Proving up an all-electric subsea tree became a goal for Total in the mid-2000s. It chose the K5F field in the Netherlands as its test bed, using the all-electric CameronDC technology, which Cameron as it was had been working on since 1999, for the gas development’s two subsea wells.

The K6 platform. Photo from Dufour Marco/Total. 

A hydraulic DHSV was selected for the project because the eDHSV was not yet fully qualified and available for use at the time, Garnaud says. The two-well project, on a three-well template, was tied into the K6 platform, then on to the K6-P/L platform, about 20km away.

The system has largely proved itself, with 100% actuator reliability, but there were some glitches around the subsea control modules and the hydraulics system, according to Total.

The latter only served to encourage the completion of development of an eDHSV with Halliburton. The second phase on K5F, the planned K5F-3 well, kicked off in 2013, with ongoing work on the eDHSV. Halliburton’s eDHSV uses electric linear actuators, adapted from its DepthStar DHSV. The subsea control modules were also upgraded, compared to what was on K5F.

The full system, tree and eDHSV, were fully assembled at OneSubsea’s facility in Germany late 2015 and put through system integration testing before being shipped out for installation this year. The well was completed in mid-June, followed by perforation and then first production in early August.
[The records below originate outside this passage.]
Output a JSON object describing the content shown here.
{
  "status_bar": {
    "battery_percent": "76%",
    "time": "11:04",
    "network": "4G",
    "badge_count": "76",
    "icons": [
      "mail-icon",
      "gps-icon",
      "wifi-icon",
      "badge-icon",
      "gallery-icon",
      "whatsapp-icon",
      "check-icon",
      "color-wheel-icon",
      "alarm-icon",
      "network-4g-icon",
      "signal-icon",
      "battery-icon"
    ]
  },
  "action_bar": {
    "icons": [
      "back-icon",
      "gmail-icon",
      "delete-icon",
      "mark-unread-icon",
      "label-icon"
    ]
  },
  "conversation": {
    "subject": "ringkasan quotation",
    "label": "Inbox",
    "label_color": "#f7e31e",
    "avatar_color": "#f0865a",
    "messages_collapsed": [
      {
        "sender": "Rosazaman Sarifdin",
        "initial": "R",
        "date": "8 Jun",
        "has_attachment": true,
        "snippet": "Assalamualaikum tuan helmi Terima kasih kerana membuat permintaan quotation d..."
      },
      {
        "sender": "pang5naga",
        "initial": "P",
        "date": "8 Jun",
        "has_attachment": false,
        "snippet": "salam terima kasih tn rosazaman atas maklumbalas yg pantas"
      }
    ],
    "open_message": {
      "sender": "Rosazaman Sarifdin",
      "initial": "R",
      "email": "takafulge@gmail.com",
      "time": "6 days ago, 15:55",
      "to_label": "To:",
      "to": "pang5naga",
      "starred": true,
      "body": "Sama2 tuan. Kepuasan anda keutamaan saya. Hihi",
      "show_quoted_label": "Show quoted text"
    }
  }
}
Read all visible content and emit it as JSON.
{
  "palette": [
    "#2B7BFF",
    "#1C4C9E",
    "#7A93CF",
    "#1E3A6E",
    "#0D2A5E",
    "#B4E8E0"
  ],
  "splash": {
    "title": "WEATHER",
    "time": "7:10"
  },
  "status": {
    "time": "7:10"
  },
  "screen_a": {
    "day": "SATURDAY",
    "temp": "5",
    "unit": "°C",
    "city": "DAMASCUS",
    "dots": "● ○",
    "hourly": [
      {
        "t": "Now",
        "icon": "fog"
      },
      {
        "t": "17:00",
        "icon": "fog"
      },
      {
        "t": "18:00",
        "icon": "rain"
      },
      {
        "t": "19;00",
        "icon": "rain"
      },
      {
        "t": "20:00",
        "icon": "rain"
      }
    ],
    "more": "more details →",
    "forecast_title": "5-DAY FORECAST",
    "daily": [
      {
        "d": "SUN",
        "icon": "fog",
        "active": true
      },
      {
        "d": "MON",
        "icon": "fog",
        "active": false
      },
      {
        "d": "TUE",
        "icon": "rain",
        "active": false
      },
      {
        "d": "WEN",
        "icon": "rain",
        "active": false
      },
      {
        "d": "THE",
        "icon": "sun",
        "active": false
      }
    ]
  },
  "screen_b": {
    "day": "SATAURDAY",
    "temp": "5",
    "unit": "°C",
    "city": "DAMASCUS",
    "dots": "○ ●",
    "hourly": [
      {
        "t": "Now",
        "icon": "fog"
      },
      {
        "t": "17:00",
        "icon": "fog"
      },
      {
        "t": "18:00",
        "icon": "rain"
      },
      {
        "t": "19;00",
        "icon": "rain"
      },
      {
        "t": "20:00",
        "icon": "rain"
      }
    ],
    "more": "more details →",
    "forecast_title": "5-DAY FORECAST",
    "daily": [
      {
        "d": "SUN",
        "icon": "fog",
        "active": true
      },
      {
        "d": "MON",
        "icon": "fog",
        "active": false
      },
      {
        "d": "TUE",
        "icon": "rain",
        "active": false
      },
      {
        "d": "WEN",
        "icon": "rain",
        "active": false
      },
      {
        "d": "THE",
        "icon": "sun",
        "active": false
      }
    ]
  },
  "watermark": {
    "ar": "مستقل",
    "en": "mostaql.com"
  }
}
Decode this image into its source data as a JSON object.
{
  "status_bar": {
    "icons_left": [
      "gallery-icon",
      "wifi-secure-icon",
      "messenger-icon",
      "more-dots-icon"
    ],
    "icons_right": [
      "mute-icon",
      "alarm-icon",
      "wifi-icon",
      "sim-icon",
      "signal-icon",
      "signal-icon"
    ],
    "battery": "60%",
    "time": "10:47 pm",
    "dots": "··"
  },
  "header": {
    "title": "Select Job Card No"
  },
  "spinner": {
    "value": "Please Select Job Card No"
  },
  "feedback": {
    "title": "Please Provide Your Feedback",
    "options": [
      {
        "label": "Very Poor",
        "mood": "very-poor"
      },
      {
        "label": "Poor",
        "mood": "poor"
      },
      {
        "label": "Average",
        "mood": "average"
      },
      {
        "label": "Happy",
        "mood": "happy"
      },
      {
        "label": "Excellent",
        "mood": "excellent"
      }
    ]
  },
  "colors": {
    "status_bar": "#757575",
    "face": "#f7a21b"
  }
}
“What we are doing in the Netherlands is a demonstration of subsea control technology for future assets in the deep offshore environment,” Garnaud says. “All of the components on this well are qualified for 3000m of water, so the eDHSV can run in the Gulf of Mexico or the Gulf of Guinea in deepwater. “Each component of the Xmas tree is also qualified for 3000m water, so we can use it on deepwater applications as well,” he says. Total has also been working on other building blocks for deep offshore developments, including subsea chemical storage. “With this we can completely remove the subsea umbilical,” Garnaud says. “Just install electric power cables with fiber optic for control and that’s it. By installing subsea electric control and subsea chemical storage you can save around 20% of the capex for facilities on the subsea satellite.”

Another Total project, called SPRINGS (Subsea PRocess and INjection Gear for Seawater), is working on a subsea seawater injection system, which would enable removal of the need for water injection flowlines from the topside facilities. This would “save a massive amount of money,” Garnaud says. It’s about simplicity, “simplifying the SURF (subsea umbilicals, flowlines and risers) package,” he says. And it’s also about subsea technology cost reduction, which has been a strong focus for Total since before 2014.

But, it’s still early days and that’s largely due to needing more suppliers that are able to offer this equipment – and compete on tenders. “What is not really available today is the full range of demonstrators for valve control, actuators, the various pressure wrenches for the valves,” Garnaud says. “What’s also missing for real projects is competition among the technology providers. All of the major subsea suppliers, FMC Technologies, GE Oil & Gas, etc., are working on the subject but none of them has a full range of equipment today. What’s important for us from now on is to promote competition in the technology so that, from 2017 on, we are able to launch tenders for full electric control of subsea assets.”

While within Total there is an understanding of the benefits of this technology for deep offshore projects, the challenge will be persuading partners to embrace it as well. Even so, there’s a strong trend towards all-electric across the industry, Garnaud says, following on from moves already made by the likes of the aeronautical industry – Concorde had first electric controls partially replacing hydraulics back in 1969, he says. In fact, the linear actuators on the eDHSV have been derived from aerospace, he says.

“Today, there’s no question about electric control as being tomorrow’s subsea control technology,” Garnaud says.